[App and web page records]
== Segment start ==

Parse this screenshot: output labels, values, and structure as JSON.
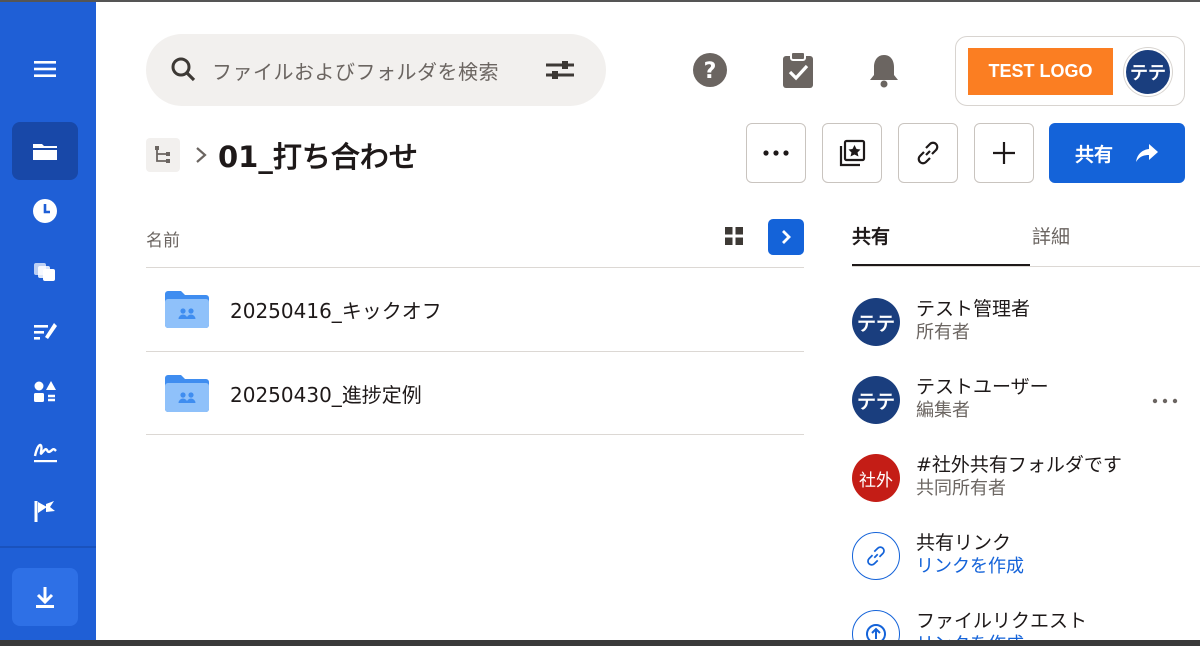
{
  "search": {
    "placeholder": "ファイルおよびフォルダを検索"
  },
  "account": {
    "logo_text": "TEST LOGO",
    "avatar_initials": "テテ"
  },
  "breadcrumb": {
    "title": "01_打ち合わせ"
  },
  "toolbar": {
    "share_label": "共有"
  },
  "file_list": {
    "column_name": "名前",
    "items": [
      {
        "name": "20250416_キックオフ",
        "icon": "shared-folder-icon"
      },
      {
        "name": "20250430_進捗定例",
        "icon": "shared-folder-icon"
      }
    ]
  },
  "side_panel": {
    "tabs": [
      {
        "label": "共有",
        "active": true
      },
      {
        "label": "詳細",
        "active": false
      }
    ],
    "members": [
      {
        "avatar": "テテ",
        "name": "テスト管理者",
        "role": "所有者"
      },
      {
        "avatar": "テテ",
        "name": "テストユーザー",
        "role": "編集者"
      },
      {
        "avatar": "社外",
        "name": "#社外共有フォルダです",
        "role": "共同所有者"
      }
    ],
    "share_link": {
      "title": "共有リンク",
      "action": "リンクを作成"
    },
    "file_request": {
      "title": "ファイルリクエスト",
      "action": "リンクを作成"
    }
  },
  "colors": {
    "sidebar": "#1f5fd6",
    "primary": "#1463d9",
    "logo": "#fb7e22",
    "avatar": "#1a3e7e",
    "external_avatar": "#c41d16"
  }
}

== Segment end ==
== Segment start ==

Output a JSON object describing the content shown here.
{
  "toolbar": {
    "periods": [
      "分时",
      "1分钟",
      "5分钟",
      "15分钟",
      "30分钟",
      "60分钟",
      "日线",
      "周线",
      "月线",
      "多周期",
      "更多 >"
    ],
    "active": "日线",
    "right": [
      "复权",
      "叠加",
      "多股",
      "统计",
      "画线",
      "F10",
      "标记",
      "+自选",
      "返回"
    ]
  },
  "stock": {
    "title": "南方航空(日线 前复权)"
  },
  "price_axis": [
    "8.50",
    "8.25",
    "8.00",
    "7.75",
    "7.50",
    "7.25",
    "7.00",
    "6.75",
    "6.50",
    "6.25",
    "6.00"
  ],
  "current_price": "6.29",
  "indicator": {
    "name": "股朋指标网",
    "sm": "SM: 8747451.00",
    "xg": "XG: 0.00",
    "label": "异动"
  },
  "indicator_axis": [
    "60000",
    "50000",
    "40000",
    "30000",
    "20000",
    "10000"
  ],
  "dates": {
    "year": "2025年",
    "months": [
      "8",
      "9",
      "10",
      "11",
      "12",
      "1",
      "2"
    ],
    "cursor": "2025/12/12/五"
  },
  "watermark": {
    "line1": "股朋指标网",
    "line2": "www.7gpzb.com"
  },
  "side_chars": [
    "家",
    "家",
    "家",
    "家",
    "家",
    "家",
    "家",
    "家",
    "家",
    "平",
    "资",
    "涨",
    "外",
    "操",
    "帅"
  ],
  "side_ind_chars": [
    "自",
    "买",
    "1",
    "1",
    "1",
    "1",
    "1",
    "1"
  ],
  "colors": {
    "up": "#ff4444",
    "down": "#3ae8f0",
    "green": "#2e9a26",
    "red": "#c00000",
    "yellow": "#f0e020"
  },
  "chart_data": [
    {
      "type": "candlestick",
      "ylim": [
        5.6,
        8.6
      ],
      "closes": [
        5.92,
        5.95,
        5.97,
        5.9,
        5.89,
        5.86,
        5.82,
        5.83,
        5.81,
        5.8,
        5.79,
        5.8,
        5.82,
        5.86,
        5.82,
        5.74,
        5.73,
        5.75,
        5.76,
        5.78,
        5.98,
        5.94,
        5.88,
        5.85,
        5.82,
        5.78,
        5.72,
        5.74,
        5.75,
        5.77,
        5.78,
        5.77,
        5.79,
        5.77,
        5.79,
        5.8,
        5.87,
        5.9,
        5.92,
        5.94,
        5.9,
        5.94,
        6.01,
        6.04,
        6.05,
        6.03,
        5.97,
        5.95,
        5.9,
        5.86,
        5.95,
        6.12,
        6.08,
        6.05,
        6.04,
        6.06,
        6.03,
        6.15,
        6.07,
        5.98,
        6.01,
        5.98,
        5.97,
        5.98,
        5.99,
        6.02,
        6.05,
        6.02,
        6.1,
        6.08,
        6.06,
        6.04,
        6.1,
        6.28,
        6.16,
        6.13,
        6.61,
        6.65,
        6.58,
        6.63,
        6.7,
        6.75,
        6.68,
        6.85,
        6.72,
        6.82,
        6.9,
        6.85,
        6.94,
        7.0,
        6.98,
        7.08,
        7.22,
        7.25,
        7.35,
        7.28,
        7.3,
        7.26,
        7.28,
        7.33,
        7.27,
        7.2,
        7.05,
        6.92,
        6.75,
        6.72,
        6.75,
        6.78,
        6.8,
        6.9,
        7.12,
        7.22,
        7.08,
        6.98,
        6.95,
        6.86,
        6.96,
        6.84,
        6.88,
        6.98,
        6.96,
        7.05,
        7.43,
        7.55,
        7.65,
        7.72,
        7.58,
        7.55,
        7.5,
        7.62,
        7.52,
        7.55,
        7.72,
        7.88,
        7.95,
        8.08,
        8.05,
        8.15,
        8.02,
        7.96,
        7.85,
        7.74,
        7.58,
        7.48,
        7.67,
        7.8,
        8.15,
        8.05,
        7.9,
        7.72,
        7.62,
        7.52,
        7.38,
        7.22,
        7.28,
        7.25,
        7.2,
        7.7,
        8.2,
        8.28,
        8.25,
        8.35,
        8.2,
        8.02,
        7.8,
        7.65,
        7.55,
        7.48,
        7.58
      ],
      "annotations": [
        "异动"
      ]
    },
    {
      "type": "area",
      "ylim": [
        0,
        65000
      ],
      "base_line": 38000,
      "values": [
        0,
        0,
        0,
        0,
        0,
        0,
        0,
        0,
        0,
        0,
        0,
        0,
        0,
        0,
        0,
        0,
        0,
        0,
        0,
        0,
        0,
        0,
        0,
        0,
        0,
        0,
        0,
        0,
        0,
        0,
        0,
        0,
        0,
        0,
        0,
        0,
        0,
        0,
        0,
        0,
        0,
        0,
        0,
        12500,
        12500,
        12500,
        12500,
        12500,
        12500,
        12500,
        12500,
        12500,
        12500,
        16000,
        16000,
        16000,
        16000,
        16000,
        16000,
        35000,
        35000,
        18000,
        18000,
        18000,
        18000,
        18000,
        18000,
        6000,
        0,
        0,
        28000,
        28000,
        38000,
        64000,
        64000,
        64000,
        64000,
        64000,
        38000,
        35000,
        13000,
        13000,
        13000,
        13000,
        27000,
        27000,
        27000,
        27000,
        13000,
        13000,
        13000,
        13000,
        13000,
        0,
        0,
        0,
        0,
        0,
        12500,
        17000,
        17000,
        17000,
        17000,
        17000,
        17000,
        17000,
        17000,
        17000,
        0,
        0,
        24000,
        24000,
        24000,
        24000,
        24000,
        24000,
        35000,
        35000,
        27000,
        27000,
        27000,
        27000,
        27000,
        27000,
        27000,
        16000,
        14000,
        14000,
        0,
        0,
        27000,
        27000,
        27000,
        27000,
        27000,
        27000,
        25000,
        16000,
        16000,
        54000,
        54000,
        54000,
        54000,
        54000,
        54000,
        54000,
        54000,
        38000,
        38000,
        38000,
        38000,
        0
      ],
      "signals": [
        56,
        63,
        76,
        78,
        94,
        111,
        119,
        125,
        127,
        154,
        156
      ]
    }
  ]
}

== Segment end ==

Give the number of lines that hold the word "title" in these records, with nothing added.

4